Potential Role of Traditional Birth Attendants in Neonatal Healthcare in Rural Southern Nepal

The potential for traditional birth attendants (TBAs) to improve neonatal health outcomes has largely been overlooked during the current debate regarding the role of TBAs in improving maternal health. Randomly selected TBAs were interviewed to gain a more thorough understanding of their knowledge, attitudes, and practices regarding maternal and newborn care. [from abstract]

Systematic Review of Effect of Community-Level Interventions to Reduce Maternal Mortality

The objective was to provide a systematic review of the effectiveness of community-level interventions to reduce maternal mortality. Selection criteria were maternity or childbearing age women, comparative study designs with concurrent controls, community-level interventions and maternal death as an outcome. [from abstract]

Men's Partnership in Maternal Health (Tajikistan)

This video resource details the social, economic and health care services disparities between urban and rural areas of Tajikistan and how women there struggle with their health and the role of men, or the lack thereof, in supporting them. [adapted from synopsis]

Helping Cambodians Plan Their Families

This video resource shows how midwives and community volunteers are helping more Cambodian women to increase the time between births, thereby contributing to healthier pregnancies, infants and families as well as to a better chance of escaping poverty. [adapted from synopsis]

Implementing IMCI in Kenya: Challenges and Recommendations

This policy brief explores the major challenges facing Kenya in the implementation of their Integrated Management of Childhood Illness strategy and looks at why it is failing to fulfill its potential to improve health care and reduce child mortality. [adapted from introduction]

Implementation of Integrated Management of Childhood Illness in Tanzania: Success and Challenges

Tanzania is implementing the Integrated Management of Childhood Illness (IMCI), developed by the WHO and UNICEF to improve the management of child health at the primary care level in order to reduce child mortality in low and middle income countries. Workers in health facilities are trained in a structured IMCI case management course. IMCI also advocates the strengthening of the health system to facilitate practice of the skills acquired by health workers, as well as calling for improvement of household and community practices related to child health. [from executive summary]

Bangladesh Trains Health Workers to Reduce Maternal Mortality

Medical doctors and nurses in Bangladesh are concentrated in urban secondary and tertiary hospitals, while 70% of the population lives in rural areas. This situation has created a major challenge for the national health system, particularly for reducing the high maternal mortality rate, with fewer than 20% of births being attended by a skilled birth attendant. The Declaration of Safe Motherhood was desgined to address this issue, supportetd by a number of national programs and strategies. [from summary]

Who's Got the Power? Transforming Health Systems for Women and Children

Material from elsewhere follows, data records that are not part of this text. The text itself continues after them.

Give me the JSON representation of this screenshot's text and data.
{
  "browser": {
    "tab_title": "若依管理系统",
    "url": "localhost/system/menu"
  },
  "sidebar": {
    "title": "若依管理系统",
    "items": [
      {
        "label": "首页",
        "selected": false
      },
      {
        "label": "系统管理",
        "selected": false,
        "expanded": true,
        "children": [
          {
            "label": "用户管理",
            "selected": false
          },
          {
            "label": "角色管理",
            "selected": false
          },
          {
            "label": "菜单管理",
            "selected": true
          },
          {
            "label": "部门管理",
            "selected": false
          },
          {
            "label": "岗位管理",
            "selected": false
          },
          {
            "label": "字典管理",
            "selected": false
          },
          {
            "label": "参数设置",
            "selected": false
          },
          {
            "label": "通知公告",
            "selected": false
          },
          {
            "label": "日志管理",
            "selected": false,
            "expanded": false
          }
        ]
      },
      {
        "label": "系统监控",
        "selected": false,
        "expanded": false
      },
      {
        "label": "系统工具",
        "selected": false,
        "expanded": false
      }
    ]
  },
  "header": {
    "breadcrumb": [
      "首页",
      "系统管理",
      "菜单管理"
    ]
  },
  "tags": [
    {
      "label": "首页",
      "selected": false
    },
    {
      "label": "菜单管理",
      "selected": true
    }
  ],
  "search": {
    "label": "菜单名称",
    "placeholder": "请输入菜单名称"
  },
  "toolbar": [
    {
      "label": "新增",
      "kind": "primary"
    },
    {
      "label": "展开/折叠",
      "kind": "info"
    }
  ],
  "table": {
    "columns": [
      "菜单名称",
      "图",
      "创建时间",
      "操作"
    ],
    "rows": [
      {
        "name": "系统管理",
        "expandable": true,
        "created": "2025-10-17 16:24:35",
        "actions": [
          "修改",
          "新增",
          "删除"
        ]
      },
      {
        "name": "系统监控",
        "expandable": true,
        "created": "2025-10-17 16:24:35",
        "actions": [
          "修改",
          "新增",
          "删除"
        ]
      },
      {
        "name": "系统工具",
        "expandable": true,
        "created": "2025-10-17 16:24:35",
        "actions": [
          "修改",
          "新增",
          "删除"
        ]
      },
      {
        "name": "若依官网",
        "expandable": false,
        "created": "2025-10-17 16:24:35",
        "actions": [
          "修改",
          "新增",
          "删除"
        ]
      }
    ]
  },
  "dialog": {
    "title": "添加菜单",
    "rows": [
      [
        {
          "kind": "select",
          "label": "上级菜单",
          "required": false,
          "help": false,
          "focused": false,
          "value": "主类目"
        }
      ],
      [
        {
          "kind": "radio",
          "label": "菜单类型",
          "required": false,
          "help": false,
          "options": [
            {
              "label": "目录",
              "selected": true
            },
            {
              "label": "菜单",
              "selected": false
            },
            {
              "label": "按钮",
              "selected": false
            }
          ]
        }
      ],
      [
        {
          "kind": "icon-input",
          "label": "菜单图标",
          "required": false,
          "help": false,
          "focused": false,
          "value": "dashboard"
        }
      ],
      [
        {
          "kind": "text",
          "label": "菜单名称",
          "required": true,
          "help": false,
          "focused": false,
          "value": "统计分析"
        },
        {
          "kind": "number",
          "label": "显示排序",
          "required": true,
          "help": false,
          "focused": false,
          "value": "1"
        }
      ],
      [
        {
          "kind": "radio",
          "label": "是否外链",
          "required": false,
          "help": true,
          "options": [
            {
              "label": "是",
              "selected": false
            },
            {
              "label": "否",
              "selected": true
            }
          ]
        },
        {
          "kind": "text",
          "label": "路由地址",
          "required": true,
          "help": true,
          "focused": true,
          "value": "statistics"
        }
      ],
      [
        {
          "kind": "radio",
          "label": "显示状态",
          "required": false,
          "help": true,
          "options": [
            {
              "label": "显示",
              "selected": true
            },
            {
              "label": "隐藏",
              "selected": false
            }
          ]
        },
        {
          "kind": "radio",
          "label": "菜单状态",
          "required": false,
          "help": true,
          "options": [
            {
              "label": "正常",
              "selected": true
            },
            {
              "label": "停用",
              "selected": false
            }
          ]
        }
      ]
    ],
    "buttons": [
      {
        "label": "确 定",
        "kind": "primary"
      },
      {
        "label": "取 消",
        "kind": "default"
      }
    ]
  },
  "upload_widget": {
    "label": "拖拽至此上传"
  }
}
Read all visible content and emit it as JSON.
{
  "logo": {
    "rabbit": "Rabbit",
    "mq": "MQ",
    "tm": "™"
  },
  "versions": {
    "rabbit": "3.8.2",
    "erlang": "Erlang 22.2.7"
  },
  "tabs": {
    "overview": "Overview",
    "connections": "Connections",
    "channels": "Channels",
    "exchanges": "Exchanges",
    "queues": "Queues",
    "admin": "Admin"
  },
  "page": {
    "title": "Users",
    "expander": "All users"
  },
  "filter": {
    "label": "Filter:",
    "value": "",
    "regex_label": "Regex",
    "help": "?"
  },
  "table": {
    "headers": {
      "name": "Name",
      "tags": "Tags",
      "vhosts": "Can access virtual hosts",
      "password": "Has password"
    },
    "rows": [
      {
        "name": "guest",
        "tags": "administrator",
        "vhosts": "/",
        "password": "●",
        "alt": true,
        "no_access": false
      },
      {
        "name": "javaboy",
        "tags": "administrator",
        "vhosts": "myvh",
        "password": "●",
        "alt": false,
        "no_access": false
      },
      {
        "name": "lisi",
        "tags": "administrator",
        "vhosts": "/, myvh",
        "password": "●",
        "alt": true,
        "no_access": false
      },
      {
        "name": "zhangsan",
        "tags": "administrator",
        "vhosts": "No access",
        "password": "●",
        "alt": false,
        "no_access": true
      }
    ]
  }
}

This report assesses progress on the Millennium Development Goals 4 and 5 on child mortality and maternal health and proposes best strategies for reaching them. Chapeter 3 (p.81) discusses the impact of skilled attendance and emergency obstetric care on maternal and child survival rates, and chapter 4 (p.119) outlines the broader importance of health workforce management to maternal and child health. [adapted from author]